This need is manifested in the higher volumes in the container ABS asset class. After a three-year lull in the intermodal container lease ABS sector, 2010 saw the first post-crisis issuance in the sector.
Futhermore, in 2011, the sector followed up its revival with six new ABS deals, which is the heaviest annual issuance of the asset class in terms of number of offerings. Last year saw $1.49 billon worth of transactions, which was second only to 2006 in terms of dollar amount at $1.9 bilion with three deals.
However, the rating agency said that these transactions are not really without risk. Although transaction performance has been steady, the high cyclicality of the industry, according to Fitch, neccessitates closer scrutiny of deal mechanics, specifically credit enhancement levels.
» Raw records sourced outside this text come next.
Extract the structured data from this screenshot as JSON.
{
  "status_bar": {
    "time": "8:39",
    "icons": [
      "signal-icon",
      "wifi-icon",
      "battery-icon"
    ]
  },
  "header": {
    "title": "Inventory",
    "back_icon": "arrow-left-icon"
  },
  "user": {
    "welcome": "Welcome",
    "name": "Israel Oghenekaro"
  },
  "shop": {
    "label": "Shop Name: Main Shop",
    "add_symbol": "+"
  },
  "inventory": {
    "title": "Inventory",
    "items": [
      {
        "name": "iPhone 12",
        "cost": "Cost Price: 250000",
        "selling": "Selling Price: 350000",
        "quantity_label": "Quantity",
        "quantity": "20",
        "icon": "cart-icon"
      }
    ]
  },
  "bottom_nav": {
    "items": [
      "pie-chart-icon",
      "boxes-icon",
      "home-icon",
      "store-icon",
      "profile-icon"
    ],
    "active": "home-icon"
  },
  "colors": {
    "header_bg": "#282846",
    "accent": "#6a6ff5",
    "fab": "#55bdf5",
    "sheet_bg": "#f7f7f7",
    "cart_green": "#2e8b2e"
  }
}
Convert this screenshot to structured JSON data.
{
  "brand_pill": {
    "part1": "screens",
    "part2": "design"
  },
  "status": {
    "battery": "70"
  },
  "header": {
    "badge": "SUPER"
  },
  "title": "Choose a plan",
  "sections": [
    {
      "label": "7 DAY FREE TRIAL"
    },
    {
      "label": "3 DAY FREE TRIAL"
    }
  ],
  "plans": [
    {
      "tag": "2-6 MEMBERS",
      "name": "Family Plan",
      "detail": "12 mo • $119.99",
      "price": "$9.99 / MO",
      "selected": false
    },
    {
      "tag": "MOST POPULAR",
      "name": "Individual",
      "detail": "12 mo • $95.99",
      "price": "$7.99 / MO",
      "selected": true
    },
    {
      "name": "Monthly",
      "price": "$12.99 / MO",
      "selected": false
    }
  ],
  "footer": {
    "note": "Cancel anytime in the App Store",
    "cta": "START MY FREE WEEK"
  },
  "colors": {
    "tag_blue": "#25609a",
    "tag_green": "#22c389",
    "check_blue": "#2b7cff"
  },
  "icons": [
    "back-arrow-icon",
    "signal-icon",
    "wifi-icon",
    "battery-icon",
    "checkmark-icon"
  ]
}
Fitch thinks that higher enhancement is appropriate considering the current dynamics in the industry.
Container ABS deals are usually structured to achieve an 'Asf' rating, Fitch stated. Even with the challenging industry dynamics, the advance rates on new issues is still over 80%. Considering the level of risks in the container industry, it is not likely that the rating agency would be able to give an 'Asf' rating to these levels of advance rates.
Fitch stated that recent utilization rates in the sector have been unusually high. But, with a glut of vessels in the shipping industry as well as a shortage of containers, the current environment has been quite positive in terms of utilization rates. However, the rating agency said that the imbalance is not likely to go on longer term.
There is also the aspect of high industry cyclicality. Like other transportation industries, the global container leasing industry has shown significant cyclicality and is reliant on the global economic environment. Fitch has examined this cyclicality as it impacts container utilization and lease rates as well as asset values, which are the main sources of revenue for container lessors.
The rating agency said that container overproduction risk is rising. Higher utilization rates across the industry have created an incentive for lessors to increase container production. Considering that there are low barriers to container production, this overproduction is entirely possible. Container oversupply would apply downward pressure on uitlization and lease rates as well as asset values, Fitch stated.
Meanwhile, the rating agency also said that lessee default risks remain high with global shipping firms still experiencing high financial pressure. The prices to ship dry commodities, Fitch cited, have dropped to 25-year lows recently, which has led to higher default risks in lessee shipping lines.